(Records contained in a dataset)
* * * *

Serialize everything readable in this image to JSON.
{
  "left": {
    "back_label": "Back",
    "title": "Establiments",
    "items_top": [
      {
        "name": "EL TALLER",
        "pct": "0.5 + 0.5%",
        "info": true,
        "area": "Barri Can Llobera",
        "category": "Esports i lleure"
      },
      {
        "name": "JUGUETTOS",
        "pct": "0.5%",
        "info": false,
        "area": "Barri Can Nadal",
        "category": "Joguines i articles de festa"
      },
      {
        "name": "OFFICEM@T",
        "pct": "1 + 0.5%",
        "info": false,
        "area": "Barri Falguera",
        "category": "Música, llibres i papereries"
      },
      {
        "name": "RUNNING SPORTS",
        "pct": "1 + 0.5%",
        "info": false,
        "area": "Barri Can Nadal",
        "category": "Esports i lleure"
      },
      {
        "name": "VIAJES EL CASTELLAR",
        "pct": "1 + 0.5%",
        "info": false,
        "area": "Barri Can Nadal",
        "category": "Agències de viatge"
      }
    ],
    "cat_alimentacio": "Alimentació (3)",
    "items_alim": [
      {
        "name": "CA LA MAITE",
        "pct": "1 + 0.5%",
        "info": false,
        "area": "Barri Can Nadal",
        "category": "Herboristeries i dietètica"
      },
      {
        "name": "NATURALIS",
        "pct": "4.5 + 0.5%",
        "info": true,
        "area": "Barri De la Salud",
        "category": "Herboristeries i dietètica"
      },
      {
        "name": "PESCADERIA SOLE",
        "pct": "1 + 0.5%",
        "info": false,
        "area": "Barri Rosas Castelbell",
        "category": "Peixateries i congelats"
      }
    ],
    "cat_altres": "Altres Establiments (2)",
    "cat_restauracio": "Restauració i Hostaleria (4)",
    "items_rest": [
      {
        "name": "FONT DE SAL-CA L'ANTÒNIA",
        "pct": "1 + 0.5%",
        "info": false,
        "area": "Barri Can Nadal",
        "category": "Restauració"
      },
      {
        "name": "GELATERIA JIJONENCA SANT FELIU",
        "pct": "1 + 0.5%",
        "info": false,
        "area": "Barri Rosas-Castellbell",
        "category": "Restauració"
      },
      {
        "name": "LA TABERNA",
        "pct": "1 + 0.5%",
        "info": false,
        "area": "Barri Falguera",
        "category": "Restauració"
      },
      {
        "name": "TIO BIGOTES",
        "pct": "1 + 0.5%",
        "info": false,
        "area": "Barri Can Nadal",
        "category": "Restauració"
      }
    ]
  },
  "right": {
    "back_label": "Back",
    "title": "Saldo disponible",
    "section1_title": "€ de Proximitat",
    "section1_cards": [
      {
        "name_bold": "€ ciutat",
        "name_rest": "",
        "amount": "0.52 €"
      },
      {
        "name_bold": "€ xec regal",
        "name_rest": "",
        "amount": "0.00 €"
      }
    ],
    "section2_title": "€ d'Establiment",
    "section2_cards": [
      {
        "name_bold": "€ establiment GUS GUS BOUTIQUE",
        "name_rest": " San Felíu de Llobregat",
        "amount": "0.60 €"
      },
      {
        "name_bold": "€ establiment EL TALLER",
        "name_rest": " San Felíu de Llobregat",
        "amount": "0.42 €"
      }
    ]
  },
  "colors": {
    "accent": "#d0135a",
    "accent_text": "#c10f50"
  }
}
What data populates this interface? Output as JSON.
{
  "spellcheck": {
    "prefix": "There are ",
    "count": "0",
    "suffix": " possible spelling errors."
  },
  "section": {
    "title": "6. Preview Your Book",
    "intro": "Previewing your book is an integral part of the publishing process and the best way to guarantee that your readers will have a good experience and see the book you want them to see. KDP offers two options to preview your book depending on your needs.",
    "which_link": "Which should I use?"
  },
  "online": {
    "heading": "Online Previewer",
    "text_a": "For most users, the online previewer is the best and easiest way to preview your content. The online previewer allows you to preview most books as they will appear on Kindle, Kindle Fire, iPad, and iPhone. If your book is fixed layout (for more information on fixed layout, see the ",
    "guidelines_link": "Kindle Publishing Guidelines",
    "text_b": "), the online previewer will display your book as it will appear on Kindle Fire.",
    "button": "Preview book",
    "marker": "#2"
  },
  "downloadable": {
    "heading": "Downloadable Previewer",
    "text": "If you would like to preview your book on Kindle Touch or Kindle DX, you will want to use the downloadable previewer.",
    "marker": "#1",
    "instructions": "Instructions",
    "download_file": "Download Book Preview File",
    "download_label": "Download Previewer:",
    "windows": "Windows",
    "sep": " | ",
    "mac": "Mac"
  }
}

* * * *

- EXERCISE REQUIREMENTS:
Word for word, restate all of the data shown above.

- EXPECTED ANSWER:
Serialize everything readable in this image to JSON.
{
  "left": {
    "back_label": "Back",
    "title": "Establiments",
    "items_top": [
      {
        "name": "EL TALLER",
        "pct": "0.5 + 0.5%",
        "info": true,
        "area": "Barri Can Llobera",
        "category": "Esports i lleure"
      },
      {
        "name": "JUGUETTOS",
        "pct": "0.5%",
        "info": false,
        "area": "Barri Can Nadal",
        "category": "Joguines i articles de festa"
      },
      {
        "name": "OFFICEM@T",
        "pct": "1 + 0.5%",
        "info": false,
        "area": "Barri Falguera",
        "category": "Música, llibres i papereries"
      },
      {
        "name": "RUNNING SPORTS",
        "pct": "1 + 0.5%",
        "info": false,
        "area": "Barri Can Nadal",
        "category": "Esports i lleure"
      },
      {
        "name": "VIAJES EL CASTELLAR",
        "pct": "1 + 0.5%",
        "info": false,
        "area": "Barri Can Nadal",
        "category": "Agències de viatge"
      }
    ],
    "cat_alimentacio": "Alimentació (3)",
    "items_alim": [
      {
        "name": "CA LA MAITE",
        "pct": "1 + 0.5%",
        "info": false,
        "area": "Barri Can Nadal",
        "category": "Herboristeries i dietètica"
      },
      {
        "name": "NATURALIS",
        "pct": "4.5 + 0.5%",
        "info": true,
        "area": "Barri De la Salud",
        "category": "Herboristeries i dietètica"
      },
      {
        "name": "PESCADERIA SOLE",
        "pct": "1 + 0.5%",
        "info": false,
        "area": "Barri Rosas Castelbell",
        "category": "Peixateries i congelats"
      }
    ],
    "cat_altres": "Altres Establiments (2)",
    "cat_restauracio": "Restauració i Hostaleria (4)",
    "items_rest": [
      {
        "name": "FONT DE SAL-CA L'ANTÒNIA",
        "pct": "1 + 0.5%",
        "info": false,
        "area": "Barri Can Nadal",
        "category": "Restauració"
      },
      {
        "name": "GELATERIA JIJONENCA SANT FELIU",
        "pct": "1 + 0.5%",
        "info": false,
        "area": "Barri Rosas-Castellbell",
        "category": "Restauració"
      },
      {
        "name": "LA TABERNA",
        "pct": "1 + 0.5%",
        "info": false,
        "area": "Barri Falguera",
        "category": "Restauració"
      },
      {
        "name": "TIO BIGOTES",
        "pct": "1 + 0.5%",
        "info": false,
        "area": "Barri Can Nadal",
        "category": "Restauració"
      }
    ]
  },
  "right": {
    "back_label": "Back",
    "title": "Saldo disponible",
    "section1_title": "€ de Proximitat",
    "section1_cards": [
      {
        "name_bold": "€ ciutat",
        "name_rest": "",
        "amount": "0.52 €"
      },
      {
        "name_bold": "€ xec regal",
        "name_rest": "",
        "amount": "0.00 €"
      }
    ],
    "section2_title": "€ d'Establiment",
    "section2_cards": [
      {
        "name_bold": "€ establiment GUS GUS BOUTIQUE",
        "name_rest": " San Felíu de Llobregat",
        "amount": "0.60 €"
      },
      {
        "name_bold": "€ establiment EL TALLER",
        "name_rest": " San Felíu de Llobregat",
        "amount": "0.42 €"
      }
    ]
  },
  "colors": {
    "accent": "#d0135a",
    "accent_text": "#c10f50"
  }
}
What data populates this interface? Output as JSON.
{
  "spellcheck": {
    "prefix": "There are ",
    "count": "0",
    "suffix": " possible spelling errors."
  },
  "section": {
    "title": "6. Preview Your Book",
    "intro": "Previewing your book is an integral part of the publishing process and the best way to guarantee that your readers will have a good experience and see the book you want them to see. KDP offers two options to preview your book depending on your needs.",
    "which_link": "Which should I use?"
  },
  "online": {
    "heading": "Online Previewer",
    "text_a": "For most users, the online previewer is the best and easiest way to preview your content. The online previewer allows you to preview most books as they will appear on Kindle, Kindle Fire, iPad, and iPhone. If your book is fixed layout (for more information on fixed layout, see the ",
    "guidelines_link": "Kindle Publishing Guidelines",
    "text_b": "), the online previewer will display your book as it will appear on Kindle Fire.",
    "button": "Preview book",
    "marker": "#2"
  },
  "downloadable": {
    "heading": "Downloadable Previewer",
    "text": "If you would like to preview your book on Kindle Touch or Kindle DX, you will want to use the downloadable previewer.",
    "marker": "#1",
    "instructions": "Instructions",
    "download_file": "Download Book Preview File",
    "download_label": "Download Previewer:",
    "windows": "Windows",
    "sep": " | ",
    "mac": "Mac"
  }
}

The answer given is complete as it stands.